One of my favourite moments was learning about the so-called “family trees”. These occur when a tree dies, perhaps by being struck by lightening, but its roots continue to sprout new trees. What results is a group of huge redwoods protectively clustered around the blackened skeleton of the original, dead tree. Something about it was beautifully intimate and moving, and no picture I took was really able to do it justice.
We wound our way around the path, which eventually looped back round to join the main boardwalk and lead us back to the gift shop and car park. Before long it was time to begin our journey back home, so we headed to the bus stop and joined the line, chatting to the friendly family in front of us while we waited. We couldn’t quite fit on the first shuttle that pulled up, the driver of the second one made up for it, telling us: “There are two things you need to get on this shuttle… Your ticket, and a smile!” Then, as we boarded, “Come on in… with a grin!” And finally, “If you’re ready, say safety first!” It was oh-so-California.
So, we found ourselves back in Sausalito. We considered trying to find the bus back to our previous stop, but eventually reasoned that it might just be better to take the direct route: the ferry. After a quick wander to check out the fire station and its attached cafe, we headed back up to get burgers and then join the line for the ferry. Only the queue seemed unnecessarily long, and full of people with bikes…

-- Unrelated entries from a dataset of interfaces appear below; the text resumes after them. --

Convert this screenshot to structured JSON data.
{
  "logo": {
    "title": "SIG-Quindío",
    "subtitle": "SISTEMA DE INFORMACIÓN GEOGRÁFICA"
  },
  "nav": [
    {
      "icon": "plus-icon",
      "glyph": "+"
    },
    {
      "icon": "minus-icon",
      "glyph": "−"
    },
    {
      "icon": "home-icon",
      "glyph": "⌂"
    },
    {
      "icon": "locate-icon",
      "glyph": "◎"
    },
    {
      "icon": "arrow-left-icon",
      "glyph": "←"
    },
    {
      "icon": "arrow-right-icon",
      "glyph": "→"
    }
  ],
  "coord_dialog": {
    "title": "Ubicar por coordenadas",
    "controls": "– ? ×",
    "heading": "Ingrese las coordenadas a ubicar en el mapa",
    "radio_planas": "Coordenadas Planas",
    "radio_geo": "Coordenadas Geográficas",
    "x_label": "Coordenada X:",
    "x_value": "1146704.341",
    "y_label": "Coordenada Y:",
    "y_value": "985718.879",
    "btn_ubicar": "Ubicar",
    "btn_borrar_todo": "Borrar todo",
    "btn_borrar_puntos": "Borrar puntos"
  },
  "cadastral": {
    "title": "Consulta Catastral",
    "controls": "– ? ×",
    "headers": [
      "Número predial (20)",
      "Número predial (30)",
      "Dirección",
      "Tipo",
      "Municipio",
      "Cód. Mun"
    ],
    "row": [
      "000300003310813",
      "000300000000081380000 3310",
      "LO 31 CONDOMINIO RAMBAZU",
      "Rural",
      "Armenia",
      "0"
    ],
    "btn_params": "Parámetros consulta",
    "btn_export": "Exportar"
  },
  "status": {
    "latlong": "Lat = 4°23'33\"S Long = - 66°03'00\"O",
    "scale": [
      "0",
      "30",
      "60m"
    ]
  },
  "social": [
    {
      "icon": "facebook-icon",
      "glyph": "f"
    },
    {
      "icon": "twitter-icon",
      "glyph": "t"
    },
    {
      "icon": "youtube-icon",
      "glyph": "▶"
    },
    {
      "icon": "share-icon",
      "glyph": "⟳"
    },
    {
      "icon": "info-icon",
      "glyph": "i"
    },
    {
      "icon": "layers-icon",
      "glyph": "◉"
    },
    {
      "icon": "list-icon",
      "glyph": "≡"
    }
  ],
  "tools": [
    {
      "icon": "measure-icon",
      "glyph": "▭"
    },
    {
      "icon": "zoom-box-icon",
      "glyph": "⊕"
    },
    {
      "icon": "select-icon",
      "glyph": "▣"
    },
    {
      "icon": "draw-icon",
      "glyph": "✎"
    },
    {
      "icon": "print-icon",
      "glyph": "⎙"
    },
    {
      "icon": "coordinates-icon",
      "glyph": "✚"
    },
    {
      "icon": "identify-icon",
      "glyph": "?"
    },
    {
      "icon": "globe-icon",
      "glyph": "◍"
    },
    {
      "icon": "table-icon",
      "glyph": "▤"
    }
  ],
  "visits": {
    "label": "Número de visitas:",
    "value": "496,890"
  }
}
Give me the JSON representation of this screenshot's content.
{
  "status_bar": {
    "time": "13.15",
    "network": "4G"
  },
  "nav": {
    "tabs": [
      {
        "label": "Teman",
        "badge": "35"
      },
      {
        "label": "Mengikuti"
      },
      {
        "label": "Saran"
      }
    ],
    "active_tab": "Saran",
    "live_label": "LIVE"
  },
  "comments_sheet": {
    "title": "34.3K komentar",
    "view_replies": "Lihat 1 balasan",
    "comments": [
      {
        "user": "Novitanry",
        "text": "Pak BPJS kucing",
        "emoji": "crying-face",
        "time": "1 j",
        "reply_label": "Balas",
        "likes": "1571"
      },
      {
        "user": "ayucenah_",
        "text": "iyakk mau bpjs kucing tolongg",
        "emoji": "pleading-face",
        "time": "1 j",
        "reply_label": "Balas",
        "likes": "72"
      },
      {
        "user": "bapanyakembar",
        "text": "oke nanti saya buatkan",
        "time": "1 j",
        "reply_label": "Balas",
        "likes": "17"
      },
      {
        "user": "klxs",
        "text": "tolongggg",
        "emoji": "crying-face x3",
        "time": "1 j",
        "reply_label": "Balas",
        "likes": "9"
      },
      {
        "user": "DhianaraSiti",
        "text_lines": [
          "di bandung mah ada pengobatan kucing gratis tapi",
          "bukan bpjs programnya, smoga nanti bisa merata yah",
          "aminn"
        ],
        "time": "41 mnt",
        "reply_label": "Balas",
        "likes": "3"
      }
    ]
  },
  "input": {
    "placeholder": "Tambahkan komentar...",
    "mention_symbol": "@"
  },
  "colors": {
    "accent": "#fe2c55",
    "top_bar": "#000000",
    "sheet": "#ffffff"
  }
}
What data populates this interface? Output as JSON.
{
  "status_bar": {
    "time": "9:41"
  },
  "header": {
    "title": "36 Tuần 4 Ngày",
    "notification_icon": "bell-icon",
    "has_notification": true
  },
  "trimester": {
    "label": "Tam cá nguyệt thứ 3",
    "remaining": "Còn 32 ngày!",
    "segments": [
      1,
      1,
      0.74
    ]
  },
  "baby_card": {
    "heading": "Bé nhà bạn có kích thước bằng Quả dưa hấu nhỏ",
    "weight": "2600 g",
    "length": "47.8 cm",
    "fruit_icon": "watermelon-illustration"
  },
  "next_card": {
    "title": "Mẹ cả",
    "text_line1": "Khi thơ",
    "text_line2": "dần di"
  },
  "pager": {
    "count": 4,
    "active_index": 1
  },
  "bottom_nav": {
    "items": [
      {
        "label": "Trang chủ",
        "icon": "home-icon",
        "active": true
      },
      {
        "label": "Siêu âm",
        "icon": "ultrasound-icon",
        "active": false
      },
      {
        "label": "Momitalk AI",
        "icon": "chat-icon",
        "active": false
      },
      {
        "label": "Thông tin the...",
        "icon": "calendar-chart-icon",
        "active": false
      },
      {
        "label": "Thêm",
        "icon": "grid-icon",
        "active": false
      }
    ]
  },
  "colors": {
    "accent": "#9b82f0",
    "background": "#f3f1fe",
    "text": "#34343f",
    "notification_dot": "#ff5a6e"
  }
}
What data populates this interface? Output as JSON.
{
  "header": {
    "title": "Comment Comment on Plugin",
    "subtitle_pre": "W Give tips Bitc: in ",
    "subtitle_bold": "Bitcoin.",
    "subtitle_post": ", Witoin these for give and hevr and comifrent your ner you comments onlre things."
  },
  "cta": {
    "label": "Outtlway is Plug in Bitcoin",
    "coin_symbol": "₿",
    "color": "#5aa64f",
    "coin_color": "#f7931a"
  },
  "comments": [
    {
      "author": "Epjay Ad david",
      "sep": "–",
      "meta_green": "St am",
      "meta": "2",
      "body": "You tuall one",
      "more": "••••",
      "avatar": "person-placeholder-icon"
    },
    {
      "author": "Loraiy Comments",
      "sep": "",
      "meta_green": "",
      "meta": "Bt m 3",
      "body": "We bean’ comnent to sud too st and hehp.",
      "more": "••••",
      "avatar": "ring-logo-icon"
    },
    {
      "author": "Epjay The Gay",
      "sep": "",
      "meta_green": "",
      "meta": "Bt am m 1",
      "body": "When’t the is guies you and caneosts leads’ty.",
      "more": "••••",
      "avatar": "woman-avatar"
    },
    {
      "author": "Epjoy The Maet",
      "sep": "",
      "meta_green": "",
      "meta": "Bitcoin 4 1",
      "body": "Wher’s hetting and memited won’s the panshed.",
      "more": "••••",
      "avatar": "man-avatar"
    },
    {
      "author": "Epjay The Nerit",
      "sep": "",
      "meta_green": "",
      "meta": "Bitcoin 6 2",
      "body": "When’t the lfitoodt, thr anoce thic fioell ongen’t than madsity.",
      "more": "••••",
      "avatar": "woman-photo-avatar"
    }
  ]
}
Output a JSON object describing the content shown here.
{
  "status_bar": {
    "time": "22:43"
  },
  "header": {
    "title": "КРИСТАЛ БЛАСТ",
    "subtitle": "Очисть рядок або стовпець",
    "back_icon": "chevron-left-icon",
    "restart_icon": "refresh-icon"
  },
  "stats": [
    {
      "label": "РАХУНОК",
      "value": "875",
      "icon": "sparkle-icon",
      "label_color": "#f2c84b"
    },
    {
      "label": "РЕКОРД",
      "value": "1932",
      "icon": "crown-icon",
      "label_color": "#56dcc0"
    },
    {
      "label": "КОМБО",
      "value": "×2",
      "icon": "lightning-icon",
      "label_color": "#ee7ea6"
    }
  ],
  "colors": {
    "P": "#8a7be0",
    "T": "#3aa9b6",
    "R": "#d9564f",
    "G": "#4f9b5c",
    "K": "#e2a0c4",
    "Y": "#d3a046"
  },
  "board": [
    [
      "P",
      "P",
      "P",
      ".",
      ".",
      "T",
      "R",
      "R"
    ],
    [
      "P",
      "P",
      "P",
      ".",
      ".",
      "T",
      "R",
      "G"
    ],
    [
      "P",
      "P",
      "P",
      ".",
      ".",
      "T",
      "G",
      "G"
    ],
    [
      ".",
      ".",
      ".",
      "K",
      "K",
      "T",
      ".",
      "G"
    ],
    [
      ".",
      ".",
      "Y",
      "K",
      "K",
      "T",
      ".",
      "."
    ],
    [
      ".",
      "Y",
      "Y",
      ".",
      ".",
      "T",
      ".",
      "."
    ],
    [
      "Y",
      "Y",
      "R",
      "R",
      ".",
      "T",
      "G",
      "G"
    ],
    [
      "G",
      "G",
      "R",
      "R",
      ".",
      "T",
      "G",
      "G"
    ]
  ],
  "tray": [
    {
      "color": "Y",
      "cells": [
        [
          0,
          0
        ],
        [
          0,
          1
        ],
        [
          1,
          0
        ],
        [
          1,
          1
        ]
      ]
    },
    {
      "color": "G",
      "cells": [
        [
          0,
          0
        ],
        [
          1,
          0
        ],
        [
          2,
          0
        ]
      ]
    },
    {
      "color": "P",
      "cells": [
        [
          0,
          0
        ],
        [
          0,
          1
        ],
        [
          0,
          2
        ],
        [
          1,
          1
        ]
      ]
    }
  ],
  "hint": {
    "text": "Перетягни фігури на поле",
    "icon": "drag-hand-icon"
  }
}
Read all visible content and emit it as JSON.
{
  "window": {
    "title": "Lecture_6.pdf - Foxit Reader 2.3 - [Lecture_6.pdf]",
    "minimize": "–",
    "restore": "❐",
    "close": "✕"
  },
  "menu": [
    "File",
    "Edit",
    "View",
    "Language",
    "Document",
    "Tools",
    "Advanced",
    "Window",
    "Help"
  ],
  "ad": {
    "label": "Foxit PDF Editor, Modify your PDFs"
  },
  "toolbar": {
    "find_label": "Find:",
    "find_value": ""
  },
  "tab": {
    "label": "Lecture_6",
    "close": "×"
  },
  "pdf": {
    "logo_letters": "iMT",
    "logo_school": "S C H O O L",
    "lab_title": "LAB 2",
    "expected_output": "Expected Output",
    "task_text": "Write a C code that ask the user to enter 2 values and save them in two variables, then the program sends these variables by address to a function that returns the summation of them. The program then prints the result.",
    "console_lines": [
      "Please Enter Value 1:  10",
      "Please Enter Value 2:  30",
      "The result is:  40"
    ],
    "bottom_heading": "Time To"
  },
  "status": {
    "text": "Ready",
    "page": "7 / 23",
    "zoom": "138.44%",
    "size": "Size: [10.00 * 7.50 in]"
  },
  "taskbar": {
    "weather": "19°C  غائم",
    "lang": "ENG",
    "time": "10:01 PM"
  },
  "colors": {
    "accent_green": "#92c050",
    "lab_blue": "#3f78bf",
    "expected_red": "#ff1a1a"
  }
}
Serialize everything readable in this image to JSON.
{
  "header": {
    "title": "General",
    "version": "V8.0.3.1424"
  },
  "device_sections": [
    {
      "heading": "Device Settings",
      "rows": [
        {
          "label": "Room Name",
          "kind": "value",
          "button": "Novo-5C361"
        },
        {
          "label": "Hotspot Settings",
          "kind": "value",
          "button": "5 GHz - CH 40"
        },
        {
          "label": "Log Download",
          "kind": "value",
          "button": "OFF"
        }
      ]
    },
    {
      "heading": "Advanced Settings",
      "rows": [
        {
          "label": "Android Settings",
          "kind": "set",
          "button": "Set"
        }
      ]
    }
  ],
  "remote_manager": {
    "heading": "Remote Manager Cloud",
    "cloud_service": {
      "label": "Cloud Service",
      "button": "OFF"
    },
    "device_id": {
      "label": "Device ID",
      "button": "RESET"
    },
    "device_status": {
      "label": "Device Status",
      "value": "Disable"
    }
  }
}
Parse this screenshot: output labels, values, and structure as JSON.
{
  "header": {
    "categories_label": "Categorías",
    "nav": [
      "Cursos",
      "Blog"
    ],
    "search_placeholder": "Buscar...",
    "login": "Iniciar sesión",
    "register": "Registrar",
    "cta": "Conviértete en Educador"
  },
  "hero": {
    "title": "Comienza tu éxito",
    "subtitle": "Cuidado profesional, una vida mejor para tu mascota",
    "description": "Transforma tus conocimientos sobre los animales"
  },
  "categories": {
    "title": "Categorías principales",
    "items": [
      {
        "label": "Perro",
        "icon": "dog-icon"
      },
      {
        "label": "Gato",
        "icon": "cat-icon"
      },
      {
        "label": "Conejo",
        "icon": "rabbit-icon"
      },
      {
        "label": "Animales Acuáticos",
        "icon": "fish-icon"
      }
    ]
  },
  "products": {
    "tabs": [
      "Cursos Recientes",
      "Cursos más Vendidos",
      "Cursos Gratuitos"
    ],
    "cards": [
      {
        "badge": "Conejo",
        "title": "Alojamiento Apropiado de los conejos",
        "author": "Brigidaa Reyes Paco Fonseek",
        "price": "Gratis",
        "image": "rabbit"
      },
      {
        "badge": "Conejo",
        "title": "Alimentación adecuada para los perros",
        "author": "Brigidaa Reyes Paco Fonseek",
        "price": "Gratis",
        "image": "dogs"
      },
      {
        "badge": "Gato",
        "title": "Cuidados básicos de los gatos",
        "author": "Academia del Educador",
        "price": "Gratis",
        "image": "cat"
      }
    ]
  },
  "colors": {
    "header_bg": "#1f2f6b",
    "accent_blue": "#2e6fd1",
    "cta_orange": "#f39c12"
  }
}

We were pretty confused, but given that the line seemed to curve its way half the way through the town we thought we’d better join it as soon as possible. It turned out that all of the cyclists had taken a popular tourist trail from the city and across the Golden Gate to Sausalito, the idea being that they’d get the ferry back to return the bikes at the end of the day. I started to get quite anxious that we weren’t going to make it, even though Rosa was confident we’d be able to make our way back somehow. Then I heard a voice calling down from somewhere above us; a man loading yet more bikes onto a trailer. “Are you getting the ferry? You know there’s a pedestrian line?”
Yes, it was a bit of a journey to say the least; and once we’d got back to San Francisco we still had to get the subway back to Berkeley. But I’m so glad that we chose to go. It’s hard to say what made Muir Woods quite so special. In part it was simply being out in the open air, with nature towering above us rather than skyscrapers. Perhaps it was the way it was so impossible to capture, in words or photographs, with its dappled light and shadows playing tricks on our eyes and cameras. Even though the paths were so well-trodden, it felt a bit like discovering some unheard secret for the first time.